# [WORK TASK]
Set down all the records below, word for word.

# [PROVIDED DATA]
· · · · · · ·

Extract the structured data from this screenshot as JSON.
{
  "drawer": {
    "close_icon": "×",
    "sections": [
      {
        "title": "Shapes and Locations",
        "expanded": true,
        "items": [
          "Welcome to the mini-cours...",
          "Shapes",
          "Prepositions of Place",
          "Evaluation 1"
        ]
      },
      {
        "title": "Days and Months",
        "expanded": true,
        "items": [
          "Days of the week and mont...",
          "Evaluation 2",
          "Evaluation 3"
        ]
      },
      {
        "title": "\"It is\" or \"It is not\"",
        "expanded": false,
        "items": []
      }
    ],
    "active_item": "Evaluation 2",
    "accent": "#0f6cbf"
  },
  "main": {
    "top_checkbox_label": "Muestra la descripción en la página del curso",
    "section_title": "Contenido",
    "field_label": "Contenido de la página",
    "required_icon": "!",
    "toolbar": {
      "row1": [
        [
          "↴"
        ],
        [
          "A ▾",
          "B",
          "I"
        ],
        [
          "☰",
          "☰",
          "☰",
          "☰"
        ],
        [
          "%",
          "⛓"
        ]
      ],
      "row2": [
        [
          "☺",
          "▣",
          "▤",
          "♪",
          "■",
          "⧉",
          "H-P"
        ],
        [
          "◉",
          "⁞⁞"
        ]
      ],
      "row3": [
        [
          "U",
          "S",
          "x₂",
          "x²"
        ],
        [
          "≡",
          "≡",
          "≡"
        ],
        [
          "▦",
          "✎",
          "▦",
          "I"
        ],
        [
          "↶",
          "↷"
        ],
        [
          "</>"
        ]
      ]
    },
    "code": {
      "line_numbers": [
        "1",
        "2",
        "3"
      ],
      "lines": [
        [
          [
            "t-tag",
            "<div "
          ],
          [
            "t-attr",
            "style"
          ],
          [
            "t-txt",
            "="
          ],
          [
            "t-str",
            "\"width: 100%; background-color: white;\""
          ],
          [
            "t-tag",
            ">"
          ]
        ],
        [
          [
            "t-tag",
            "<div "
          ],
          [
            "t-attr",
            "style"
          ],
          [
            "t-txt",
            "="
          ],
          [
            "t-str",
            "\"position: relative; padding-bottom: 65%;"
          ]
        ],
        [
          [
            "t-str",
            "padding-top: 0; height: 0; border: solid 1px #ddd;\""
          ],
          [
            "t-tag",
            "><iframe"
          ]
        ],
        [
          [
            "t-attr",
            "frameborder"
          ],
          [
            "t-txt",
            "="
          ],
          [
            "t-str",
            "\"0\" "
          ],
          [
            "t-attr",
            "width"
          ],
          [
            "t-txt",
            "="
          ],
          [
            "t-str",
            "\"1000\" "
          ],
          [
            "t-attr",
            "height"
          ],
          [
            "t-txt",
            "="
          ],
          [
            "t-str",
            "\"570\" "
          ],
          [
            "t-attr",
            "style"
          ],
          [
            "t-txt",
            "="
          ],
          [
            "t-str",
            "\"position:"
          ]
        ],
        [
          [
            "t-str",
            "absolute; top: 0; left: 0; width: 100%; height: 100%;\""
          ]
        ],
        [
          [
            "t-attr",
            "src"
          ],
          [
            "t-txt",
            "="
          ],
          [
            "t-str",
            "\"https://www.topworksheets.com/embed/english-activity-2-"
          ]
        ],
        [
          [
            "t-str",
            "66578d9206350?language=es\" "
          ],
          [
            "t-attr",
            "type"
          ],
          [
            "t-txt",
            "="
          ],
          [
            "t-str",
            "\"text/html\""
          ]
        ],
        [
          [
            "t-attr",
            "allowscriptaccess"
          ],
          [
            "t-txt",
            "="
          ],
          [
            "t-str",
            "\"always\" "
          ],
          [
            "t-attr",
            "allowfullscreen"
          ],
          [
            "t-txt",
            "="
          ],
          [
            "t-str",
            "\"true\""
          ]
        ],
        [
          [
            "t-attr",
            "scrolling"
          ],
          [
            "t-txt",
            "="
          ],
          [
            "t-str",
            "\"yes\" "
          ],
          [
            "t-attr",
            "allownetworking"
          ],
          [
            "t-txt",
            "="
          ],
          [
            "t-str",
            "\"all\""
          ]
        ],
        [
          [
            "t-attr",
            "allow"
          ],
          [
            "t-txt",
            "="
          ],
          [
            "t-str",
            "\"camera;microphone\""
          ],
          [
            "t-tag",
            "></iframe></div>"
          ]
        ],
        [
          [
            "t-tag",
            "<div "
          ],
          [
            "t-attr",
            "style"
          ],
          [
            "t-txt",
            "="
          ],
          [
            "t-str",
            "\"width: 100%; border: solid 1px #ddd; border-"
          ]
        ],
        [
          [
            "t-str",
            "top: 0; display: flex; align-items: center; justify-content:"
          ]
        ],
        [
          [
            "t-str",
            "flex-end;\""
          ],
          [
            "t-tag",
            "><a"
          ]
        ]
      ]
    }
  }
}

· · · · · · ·

# [WORKED SOLUTION]
Extract the structured data from this screenshot as JSON.
{
  "drawer": {
    "close_icon": "×",
    "sections": [
      {
        "title": "Shapes and Locations",
        "expanded": true,
        "items": [
          "Welcome to the mini-cours...",
          "Shapes",
          "Prepositions of Place",
          "Evaluation 1"
        ]
      },
      {
        "title": "Days and Months",
        "expanded": true,
        "items": [
          "Days of the week and mont...",
          "Evaluation 2",
          "Evaluation 3"
        ]
      },
      {
        "title": "\"It is\" or \"It is not\"",
        "expanded": false,
        "items": []
      }
    ],
    "active_item": "Evaluation 2",
    "accent": "#0f6cbf"
  },
  "main": {
    "top_checkbox_label": "Muestra la descripción en la página del curso",
    "section_title": "Contenido",
    "field_label": "Contenido de la página",
    "required_icon": "!",
    "toolbar": {
      "row1": [
        [
          "↴"
        ],
        [
          "A ▾",
          "B",
          "I"
        ],
        [
          "☰",
          "☰",
          "☰",
          "☰"
        ],
        [
          "%",
          "⛓"
        ]
      ],
      "row2": [
        [
          "☺",
          "▣",
          "▤",
          "♪",
          "■",
          "⧉",
          "H-P"
        ],
        [
          "◉",
          "⁞⁞"
        ]
      ],
      "row3": [
        [
          "U",
          "S",
          "x₂",
          "x²"
        ],
        [
          "≡",
          "≡",
          "≡"
        ],
        [
          "▦",
          "✎",
          "▦",
          "I"
        ],
        [
          "↶",
          "↷"
        ],
        [
          "</>"
        ]
      ]
    },
    "code": {
      "line_numbers": [
        "1",
        "2",
        "3"
      ],
      "lines": [
        [
          [
            "t-tag",
            "<div "
          ],
          [
            "t-attr",
            "style"
          ],
          [
            "t-txt",
            "="
          ],
          [
            "t-str",
            "\"width: 100%; background-color: white;\""
          ],
          [
            "t-tag",
            ">"
          ]
        ],
        [
          [
            "t-tag",
            "<div "
          ],
          [
            "t-attr",
            "style"
          ],
          [
            "t-txt",
            "="
          ],
          [
            "t-str",
            "\"position: relative; padding-bottom: 65%;"
          ]
        ],
        [
          [
            "t-str",
            "padding-top: 0; height: 0; border: solid 1px #ddd;\""
          ],
          [
            "t-tag",
            "><iframe"
          ]
        ],
        [
          [
            "t-attr",
            "frameborder"
          ],
          [
            "t-txt",
            "="
          ],
          [
            "t-str",
            "\"0\" "
          ],
          [
            "t-attr",
            "width"
          ],
          [
            "t-txt",
            "="
          ],
          [
            "t-str",
            "\"1000\" "
          ],
          [
            "t-attr",
            "height"
          ],
          [
            "t-txt",
            "="
          ],
          [
            "t-str",
            "\"570\" "
          ],
          [
            "t-attr",
            "style"
          ],
          [
            "t-txt",
            "="
          ],
          [
            "t-str",
            "\"position:"
          ]
        ],
        [
          [
            "t-str",
            "absolute; top: 0; left: 0; width: 100%; height: 100%;\""
          ]
        ],
        [
          [
            "t-attr",
            "src"
          ],
          [
            "t-txt",
            "="
          ],
          [
            "t-str",
            "\"https://www.topworksheets.com/embed/english-activity-2-"
          ]
        ],
        [
          [
            "t-str",
            "66578d9206350?language=es\" "
          ],
          [
            "t-attr",
            "type"
          ],
          [
            "t-txt",
            "="
          ],
          [
            "t-str",
            "\"text/html\""
          ]
        ],
        [
          [
            "t-attr",
            "allowscriptaccess"
          ],
          [
            "t-txt",
            "="
          ],
          [
            "t-str",
            "\"always\" "
          ],
          [
            "t-attr",
            "allowfullscreen"
          ],
          [
            "t-txt",
            "="
          ],
          [
            "t-str",
            "\"true\""
          ]
        ],
        [
          [
            "t-attr",
            "scrolling"
          ],
          [
            "t-txt",
            "="
          ],
          [
            "t-str",
            "\"yes\" "
          ],
          [
            "t-attr",
            "allownetworking"
          ],
          [
            "t-txt",
            "="
          ],
          [
            "t-str",
            "\"all\""
          ]
        ],
        [
          [
            "t-attr",
            "allow"
          ],
          [
            "t-txt",
            "="
          ],
          [
            "t-str",
            "\"camera;microphone\""
          ],
          [
            "t-tag",
            "></iframe></div>"
          ]
        ],
        [
          [
            "t-tag",
            "<div "
          ],
          [
            "t-attr",
            "style"
          ],
          [
            "t-txt",
            "="
          ],
          [
            "t-str",
            "\"width: 100%; border: solid 1px #ddd; border-"
          ]
        ],
        [
          [
            "t-str",
            "top: 0; display: flex; align-items: center; justify-content:"
          ]
        ],
        [
          [
            "t-str",
            "flex-end;\""
          ],
          [
            "t-tag",
            "><a"
          ]
        ]
      ]
    }
  }
}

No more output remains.